While this was happening the guests milled around the gardens drinking cocktails, eating ice-cream and playing some extremely aggressive games of croquet.
The next stage lovely meal with all my favourite people in a room. We’d spent hours, no days working on the table settings.
People were carefully sat next to strangers, ones we were sure would become firm friends and whole tables were designed to have a good mix of interesting types. During the meal I didn’t sit down much and instead walked from table to table catching up with people, some of whom I don’t get to see very often.
It was lovely, but also a little strange because you don’t really get to talk to anyone for very long. Just flit around having snatched conversations.
It may be your wedding, but it some ways it feels like you’re not really there.
After the meal were the speeches, which were all excellent, short and extremely funny.
People had been briefed that bad speeches would be interrupted with a klaxon. They all performed brilliantly, mine went okay.
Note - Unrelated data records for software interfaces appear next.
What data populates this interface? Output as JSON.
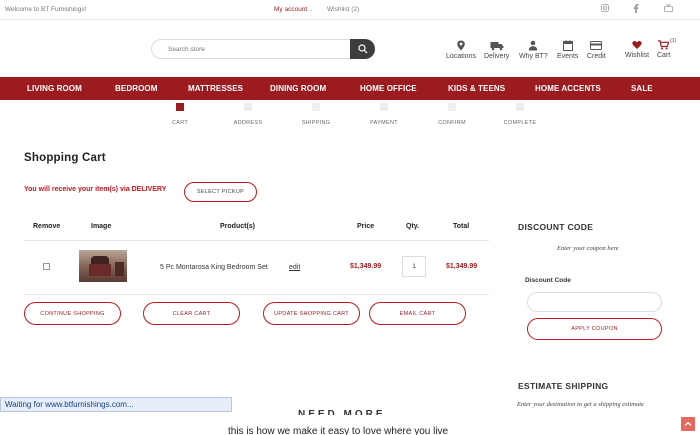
{
  "topbar": {
    "welcome": "Welcome to BT Furnishings!",
    "my_account": "My account",
    "wishlist": "Wishlist (2)"
  },
  "header": {
    "search_placeholder": "Search store",
    "icons": [
      {
        "label": "Locations",
        "icon": "location-pin-icon"
      },
      {
        "label": "Delivery",
        "icon": "truck-icon"
      },
      {
        "label": "Why BT?",
        "icon": "person-icon"
      },
      {
        "label": "Events",
        "icon": "calendar-icon"
      },
      {
        "label": "Credit",
        "icon": "credit-card-icon"
      },
      {
        "label": "Wishlist",
        "icon": "heart-icon"
      },
      {
        "label": "Cart",
        "icon": "cart-icon",
        "count": "(1)"
      }
    ]
  },
  "nav": [
    "LIVING ROOM",
    "BEDROOM",
    "MATTRESSES",
    "DINING ROOM",
    "HOME OFFICE",
    "KIDS & TEENS",
    "HOME ACCENTS",
    "SALE"
  ],
  "steps": [
    "CART",
    "ADDRESS",
    "SHIPPING",
    "PAYMENT",
    "CONFIRM",
    "COMPLETE"
  ],
  "page_title": "Shopping Cart",
  "delivery_notice": "You will receive your item(s) via DELIVERY",
  "select_pickup": "SELECT PICKUP",
  "table": {
    "headers": [
      "Remove",
      "Image",
      "Product(s)",
      "Price",
      "Qty.",
      "Total"
    ],
    "rows": [
      {
        "product": "5 Pc Montarosa King Bedroom Set",
        "edit": "edit",
        "price": "$1,349.99",
        "qty": "1",
        "total": "$1,349.99"
      }
    ]
  },
  "buttons": {
    "continue": "CONTINUE SHOPPING",
    "clear": "CLEAR CART",
    "update": "UPDATE SHOPPING CART",
    "email": "EMAIL CART"
  },
  "discount": {
    "heading": "DISCOUNT CODE",
    "note": "Enter your coupon here",
    "label": "Discount Code",
    "apply": "APPLY COUPON"
  },
  "shipping": {
    "heading": "ESTIMATE SHIPPING",
    "note": "Enter your destination to get a shipping estimate"
  },
  "status_bar": "Waiting for www.btfurnishings.com...",
  "partial_text": {
    "heading_fragment": "NEED MORE",
    "line": "this is how we make it easy to love where you live"
  },
  "colors": {
    "brand": "#9b1b1e",
    "accent_red": "#c0181e",
    "status_bg": "#e6eefa"
  }
}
I wasn’t that stressed about it, the thing I really feared was the first dance. I was terrified of the first dance.
I hate the awkward shuffle of the traditional first dance, so TP and I had got dance lessons. 5 hours of dance lessons, we’d learned the foxtrot.
Our instructor was forgiving and seem pleased with our progress but I was terrified of messing up the steps.To make things worse, TP’s dress was considerably larger than the one we’d practised with. It kept pushing me away.
We managed it though, even the fancy moves we’d requested in a fit of overconfidence and while I don’t think we would have won a dancing contest we would have been comfortably mid-pack, in the beginners section, of a small seaside town, where people don’t dance, and the judges are drunk, and short-sighted and we’ve bribed them.
Now that dance out of the way I could relax a bit more and catch up with old friends over drinks and observe the construction of the least impressive bomb I think I’ve ever seen. It was made out of party poppers so it didn’t have much to go on but I don’t think there is much a future in fireworks for the people who made it. Still it kept them amused for a few hours.
There was a lot more dancing. Dance cards were supplied for every guest and people were enjoying filling them out. Everyone seemed to have lovely time, apart from the people organising the ceilidh who had to physically herd people around the dance floor. Everyone was very enthusiastic but not very competent.
At about midnight the party stopped, or at least paused.
The venue closed. We got a car back to our honeymoon suite but the rest of the gang got a bus to their hotel and bravely partied on until at least 4.30am. Including a final burst of champagne when a minimum spend was needed at the last-minute and one guest splashed out on a few bottles to get the bar tab high enough.
The next day most of the party joined us for a bacon-based brunch and to re-cap what happened the night before. This was the time when most people signed the guest book, they’d been too smashed the night before. We also spent some time examining the photos and trying to piece together events from the last 12 hours.
All in all it was an excellent day. 10/10, A+, Would recommend to friends.
Lessons learned (over the course of the whole blog)
- If you want to meet someone right you have to meet a lot of people, like loads, and go on many dates.
- Even if those dates don’t work out, you’ll make lots of friends.
- Complete strangers will help you out with stuff if it’s in the name of marriage.
- Internet dating is the normal now.
- But everyone pretends on dates that they are new to it and they’re just trying it out because a friend insisted they do.
- If I make a bet with someone, I’m going to win it.
- Writing a blog really can change your life.